[Data records for software interfaces]
[Start of section]

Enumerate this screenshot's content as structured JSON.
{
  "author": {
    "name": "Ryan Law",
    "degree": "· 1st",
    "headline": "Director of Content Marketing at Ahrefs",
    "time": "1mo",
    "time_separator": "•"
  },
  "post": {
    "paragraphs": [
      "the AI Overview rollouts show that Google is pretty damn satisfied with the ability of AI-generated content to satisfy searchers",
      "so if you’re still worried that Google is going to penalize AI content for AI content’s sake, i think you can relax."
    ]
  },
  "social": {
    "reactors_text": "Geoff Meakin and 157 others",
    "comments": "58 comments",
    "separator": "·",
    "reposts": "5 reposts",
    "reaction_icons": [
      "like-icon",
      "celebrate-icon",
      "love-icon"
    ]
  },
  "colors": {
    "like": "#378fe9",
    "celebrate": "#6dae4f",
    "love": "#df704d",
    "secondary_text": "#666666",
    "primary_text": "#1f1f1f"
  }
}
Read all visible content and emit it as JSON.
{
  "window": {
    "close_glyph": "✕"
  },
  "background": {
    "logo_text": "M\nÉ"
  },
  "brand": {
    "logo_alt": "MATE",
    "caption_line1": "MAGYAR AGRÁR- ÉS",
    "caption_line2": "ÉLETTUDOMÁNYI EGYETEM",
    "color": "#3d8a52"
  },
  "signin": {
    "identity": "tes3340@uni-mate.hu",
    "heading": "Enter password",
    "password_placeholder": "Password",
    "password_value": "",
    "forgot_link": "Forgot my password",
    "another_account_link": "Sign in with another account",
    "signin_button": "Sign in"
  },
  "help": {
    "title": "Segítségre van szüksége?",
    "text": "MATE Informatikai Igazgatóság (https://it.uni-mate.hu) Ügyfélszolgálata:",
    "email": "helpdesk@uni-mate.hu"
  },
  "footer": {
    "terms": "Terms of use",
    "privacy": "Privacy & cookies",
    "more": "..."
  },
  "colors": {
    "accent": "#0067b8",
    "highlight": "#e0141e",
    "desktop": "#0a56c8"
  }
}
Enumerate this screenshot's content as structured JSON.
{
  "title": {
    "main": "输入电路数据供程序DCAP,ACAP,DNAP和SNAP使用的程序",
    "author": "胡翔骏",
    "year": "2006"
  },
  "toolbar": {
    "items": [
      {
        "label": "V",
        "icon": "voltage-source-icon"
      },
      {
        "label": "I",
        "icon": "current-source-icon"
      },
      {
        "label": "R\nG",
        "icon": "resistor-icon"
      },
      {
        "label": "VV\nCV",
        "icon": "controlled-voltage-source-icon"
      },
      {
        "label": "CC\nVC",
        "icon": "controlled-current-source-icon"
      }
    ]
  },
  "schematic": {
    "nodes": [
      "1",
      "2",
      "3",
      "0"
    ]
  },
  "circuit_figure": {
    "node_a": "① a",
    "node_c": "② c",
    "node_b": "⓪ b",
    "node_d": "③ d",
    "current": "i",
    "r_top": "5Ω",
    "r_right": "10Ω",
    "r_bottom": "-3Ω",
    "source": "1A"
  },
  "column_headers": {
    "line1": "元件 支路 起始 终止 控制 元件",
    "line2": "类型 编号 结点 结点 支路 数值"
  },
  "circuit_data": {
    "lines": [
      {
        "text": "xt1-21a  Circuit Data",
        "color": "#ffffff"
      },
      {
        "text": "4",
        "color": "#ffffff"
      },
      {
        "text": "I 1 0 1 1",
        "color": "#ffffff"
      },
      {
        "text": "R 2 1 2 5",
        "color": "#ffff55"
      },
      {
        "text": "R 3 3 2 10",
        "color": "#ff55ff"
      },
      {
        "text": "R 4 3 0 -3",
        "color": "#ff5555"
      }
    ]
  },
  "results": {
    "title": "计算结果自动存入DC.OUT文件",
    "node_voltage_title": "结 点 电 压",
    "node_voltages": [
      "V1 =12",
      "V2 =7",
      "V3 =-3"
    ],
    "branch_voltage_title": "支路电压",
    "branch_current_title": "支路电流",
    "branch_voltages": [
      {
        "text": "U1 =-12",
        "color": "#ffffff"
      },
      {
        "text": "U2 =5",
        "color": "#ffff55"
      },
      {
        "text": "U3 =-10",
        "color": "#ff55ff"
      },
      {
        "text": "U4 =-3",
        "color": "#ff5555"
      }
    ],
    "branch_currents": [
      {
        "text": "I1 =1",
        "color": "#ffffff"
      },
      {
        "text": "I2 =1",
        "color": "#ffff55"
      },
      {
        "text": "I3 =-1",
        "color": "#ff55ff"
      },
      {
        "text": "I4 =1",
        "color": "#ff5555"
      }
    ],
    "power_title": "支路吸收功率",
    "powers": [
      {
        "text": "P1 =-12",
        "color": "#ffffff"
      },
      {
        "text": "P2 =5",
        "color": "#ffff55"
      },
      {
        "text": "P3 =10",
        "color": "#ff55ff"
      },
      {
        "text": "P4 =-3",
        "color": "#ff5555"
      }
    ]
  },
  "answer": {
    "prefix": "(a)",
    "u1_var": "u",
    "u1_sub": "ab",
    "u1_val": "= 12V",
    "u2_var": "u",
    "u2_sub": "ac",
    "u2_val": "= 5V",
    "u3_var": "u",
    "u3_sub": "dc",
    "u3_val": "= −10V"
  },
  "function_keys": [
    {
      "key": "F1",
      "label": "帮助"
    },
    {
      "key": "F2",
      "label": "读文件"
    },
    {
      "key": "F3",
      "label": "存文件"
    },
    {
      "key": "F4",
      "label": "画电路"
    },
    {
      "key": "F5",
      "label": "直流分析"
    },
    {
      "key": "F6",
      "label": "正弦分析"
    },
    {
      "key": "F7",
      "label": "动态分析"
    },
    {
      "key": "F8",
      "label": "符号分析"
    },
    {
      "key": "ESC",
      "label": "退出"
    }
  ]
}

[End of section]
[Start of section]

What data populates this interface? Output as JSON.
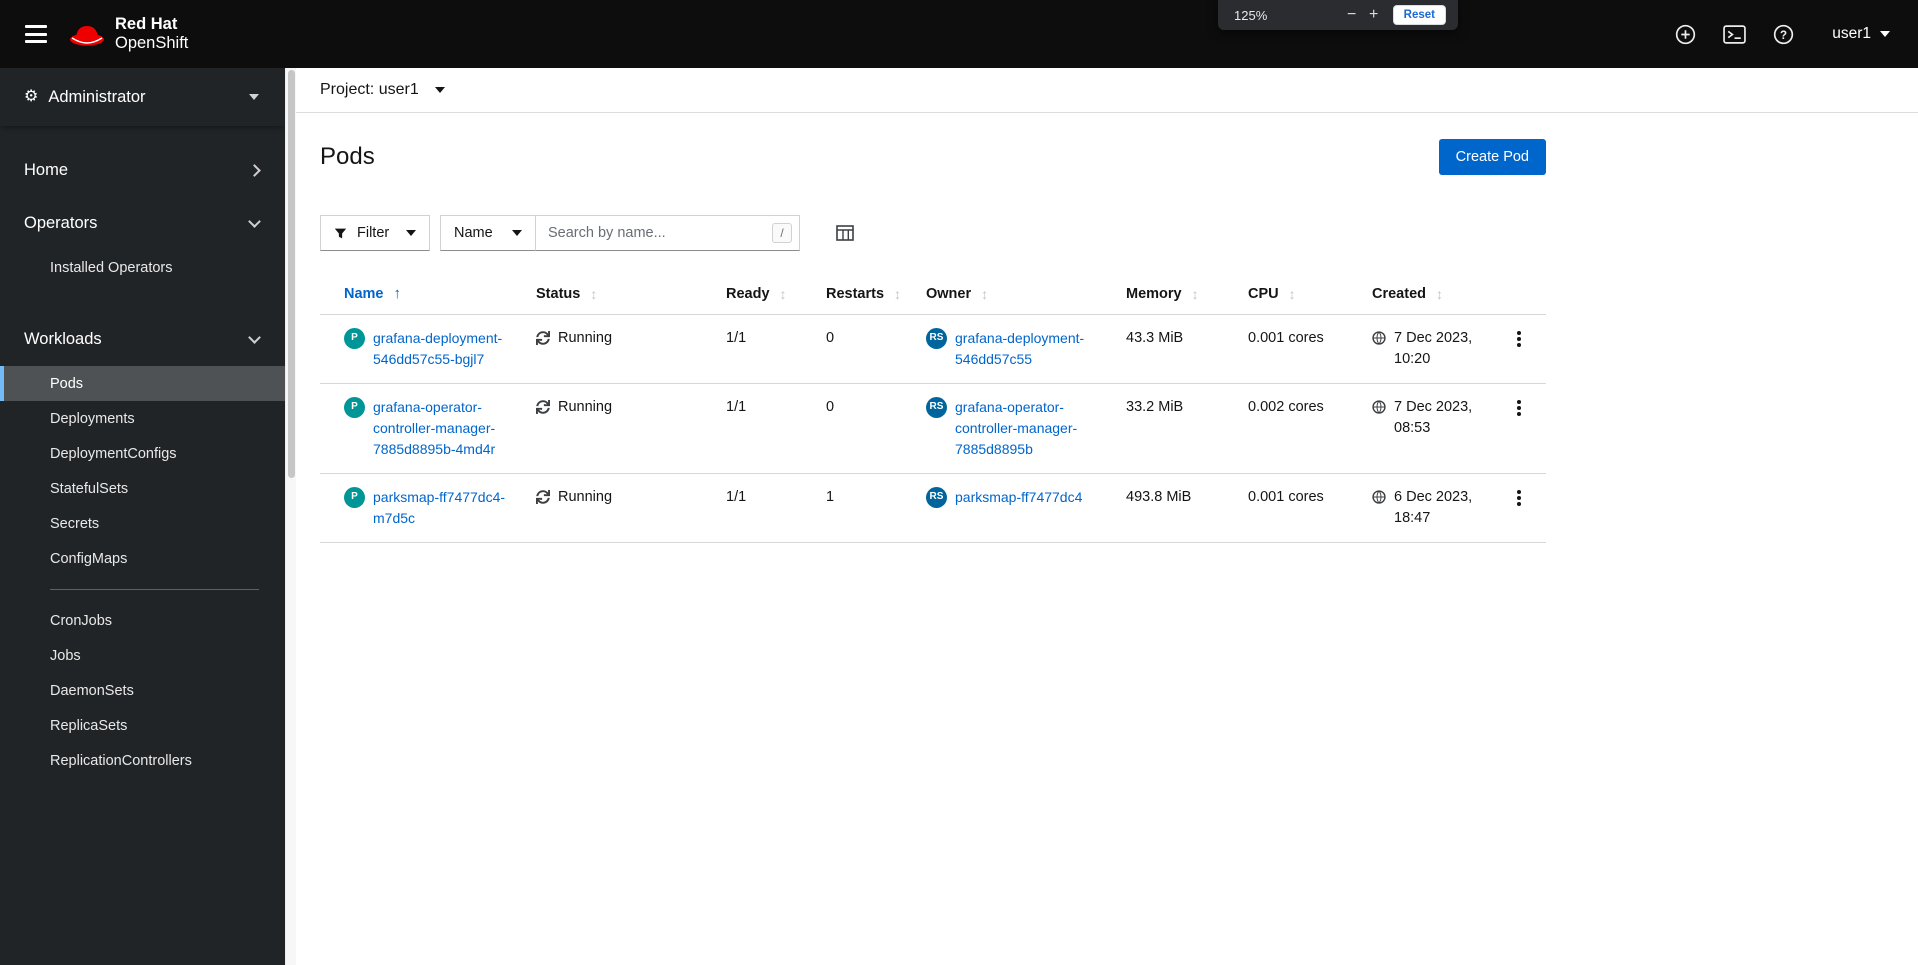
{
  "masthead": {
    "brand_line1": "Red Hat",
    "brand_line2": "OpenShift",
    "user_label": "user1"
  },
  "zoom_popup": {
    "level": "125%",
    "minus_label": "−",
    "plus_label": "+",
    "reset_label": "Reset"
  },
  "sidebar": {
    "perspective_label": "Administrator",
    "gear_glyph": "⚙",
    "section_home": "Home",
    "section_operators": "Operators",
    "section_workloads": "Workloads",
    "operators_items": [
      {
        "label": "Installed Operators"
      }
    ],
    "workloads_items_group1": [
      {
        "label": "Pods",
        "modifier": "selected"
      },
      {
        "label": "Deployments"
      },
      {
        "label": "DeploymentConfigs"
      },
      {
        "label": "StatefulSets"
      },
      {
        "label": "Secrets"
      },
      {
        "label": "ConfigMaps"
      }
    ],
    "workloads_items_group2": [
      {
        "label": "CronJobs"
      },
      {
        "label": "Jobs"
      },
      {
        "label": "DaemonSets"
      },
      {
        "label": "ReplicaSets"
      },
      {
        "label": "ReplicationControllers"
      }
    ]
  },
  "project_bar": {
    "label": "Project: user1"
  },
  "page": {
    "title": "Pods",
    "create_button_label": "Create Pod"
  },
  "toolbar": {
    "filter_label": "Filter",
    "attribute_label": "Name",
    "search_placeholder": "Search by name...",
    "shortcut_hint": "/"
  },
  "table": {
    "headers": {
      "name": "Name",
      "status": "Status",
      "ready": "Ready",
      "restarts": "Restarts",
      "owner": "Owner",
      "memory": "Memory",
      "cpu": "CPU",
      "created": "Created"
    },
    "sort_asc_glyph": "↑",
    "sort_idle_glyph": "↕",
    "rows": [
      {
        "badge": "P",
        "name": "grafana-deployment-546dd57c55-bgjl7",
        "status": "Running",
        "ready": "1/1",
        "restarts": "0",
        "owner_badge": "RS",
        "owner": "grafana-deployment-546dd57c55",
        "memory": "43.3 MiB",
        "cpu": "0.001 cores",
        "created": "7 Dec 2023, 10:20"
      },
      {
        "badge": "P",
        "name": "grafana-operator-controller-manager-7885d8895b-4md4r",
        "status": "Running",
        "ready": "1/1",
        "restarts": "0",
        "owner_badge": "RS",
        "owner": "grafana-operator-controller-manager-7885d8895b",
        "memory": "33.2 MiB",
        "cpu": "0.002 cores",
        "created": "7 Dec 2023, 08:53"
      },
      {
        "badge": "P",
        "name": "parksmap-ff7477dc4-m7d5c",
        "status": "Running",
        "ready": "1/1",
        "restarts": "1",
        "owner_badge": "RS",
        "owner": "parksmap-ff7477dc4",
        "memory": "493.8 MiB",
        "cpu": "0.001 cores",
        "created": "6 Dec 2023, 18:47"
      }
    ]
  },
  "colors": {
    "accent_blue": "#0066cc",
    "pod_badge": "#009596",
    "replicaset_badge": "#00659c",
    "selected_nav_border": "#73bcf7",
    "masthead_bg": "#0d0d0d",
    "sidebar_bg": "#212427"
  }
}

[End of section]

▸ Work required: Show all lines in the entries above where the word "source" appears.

▸ Task answer:
        "icon": "voltage-source-icon"
        "icon": "current-source-icon"
        "icon": "controlled-voltage-source-icon"
        "icon": "controlled-current-source-icon"
    "source": "1A"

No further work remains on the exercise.